**Information supplied**
++++++++

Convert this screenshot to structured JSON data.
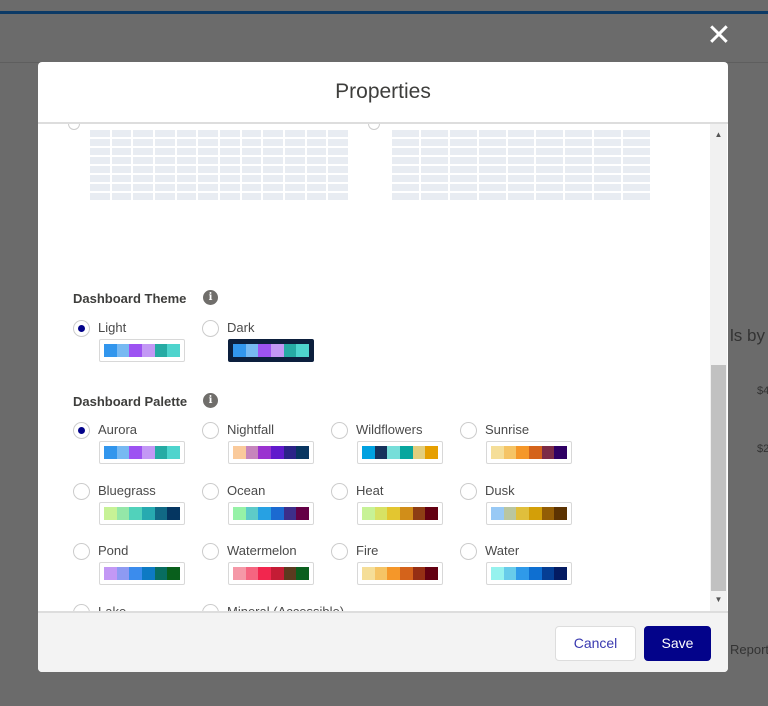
{
  "modal": {
    "title": "Properties",
    "cancel_label": "Cancel",
    "save_label": "Save"
  },
  "background": {
    "text1": "ls by",
    "text2": "$4",
    "text3": "$2",
    "text4": "Report"
  },
  "theme": {
    "heading": "Dashboard Theme",
    "options": [
      {
        "label": "Light",
        "selected": true,
        "colors": [
          "#3296ed",
          "#77b9f2",
          "#9d53f2",
          "#c398f5",
          "#26aba4",
          "#4ed4cd"
        ]
      },
      {
        "label": "Dark",
        "selected": false,
        "colors": [
          "#3296ed",
          "#77b9f2",
          "#9d53f2",
          "#c398f5",
          "#26aba4",
          "#4ed4cd"
        ]
      }
    ]
  },
  "palette": {
    "heading": "Dashboard Palette",
    "options": [
      {
        "label": "Aurora",
        "selected": true,
        "colors": [
          "#3296ed",
          "#77b9f2",
          "#9d53f2",
          "#c398f5",
          "#26aba4",
          "#4ed4cd"
        ]
      },
      {
        "label": "Nightfall",
        "selected": false,
        "colors": [
          "#faca9b",
          "#c685bc",
          "#9a32d0",
          "#6119cc",
          "#2b2388",
          "#083561"
        ]
      },
      {
        "label": "Wildflowers",
        "selected": false,
        "colors": [
          "#00a1e0",
          "#16325c",
          "#76ded9",
          "#08a69e",
          "#e2ce7d",
          "#e69f00"
        ]
      },
      {
        "label": "Sunrise",
        "selected": false,
        "colors": [
          "#f5de98",
          "#f5c465",
          "#f59729",
          "#d4631b",
          "#7c2b46",
          "#2f0064"
        ]
      },
      {
        "label": "Bluegrass",
        "selected": false,
        "colors": [
          "#c7f296",
          "#94e7a8",
          "#51d2bb",
          "#27aab0",
          "#116985",
          "#053661"
        ]
      },
      {
        "label": "Ocean",
        "selected": false,
        "colors": [
          "#96f2a7",
          "#5ecbc8",
          "#27a1e3",
          "#1b6ad1",
          "#3d2e8a",
          "#640046"
        ]
      },
      {
        "label": "Heat",
        "selected": false,
        "colors": [
          "#c7f296",
          "#d7e264",
          "#e3c630",
          "#d18e19",
          "#8e3e14",
          "#630011"
        ]
      },
      {
        "label": "Dusk",
        "selected": false,
        "colors": [
          "#98c9f5",
          "#bac6a0",
          "#e0bf3c",
          "#d39f08",
          "#935d05",
          "#5c3302"
        ]
      },
      {
        "label": "Pond",
        "selected": false,
        "colors": [
          "#c398f5",
          "#8e9af2",
          "#3b8ced",
          "#0d7ac4",
          "#086d60",
          "#095f1c"
        ]
      },
      {
        "label": "Watermelon",
        "selected": false,
        "colors": [
          "#f598a7",
          "#f56580",
          "#f2264e",
          "#c41c35",
          "#5c3a1f",
          "#0b5f1e"
        ]
      },
      {
        "label": "Fire",
        "selected": false,
        "colors": [
          "#f5de98",
          "#f5c465",
          "#f59729",
          "#d4631b",
          "#962f14",
          "#630011"
        ]
      },
      {
        "label": "Water",
        "selected": false,
        "colors": [
          "#96f2ee",
          "#68ccea",
          "#2f9ae9",
          "#0e6fd1",
          "#053e94",
          "#041b62"
        ]
      },
      {
        "label": "Lake",
        "selected": false,
        "colors": [
          "#98c9f5",
          "#72cbbe",
          "#44c971",
          "#36a83a",
          "#4e6115",
          "#5e3103"
        ]
      },
      {
        "label": "Mineral (Accessible)",
        "selected": false,
        "colors": [
          "#529ee0",
          "#d9a6c2",
          "#08916d",
          "#f59b00",
          "#006699",
          "#f0e442"
        ]
      }
    ]
  }
}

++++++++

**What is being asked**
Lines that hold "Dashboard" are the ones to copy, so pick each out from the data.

**Exercise solution**
    "heading": "Dashboard Theme",
    "heading": "Dashboard Palette",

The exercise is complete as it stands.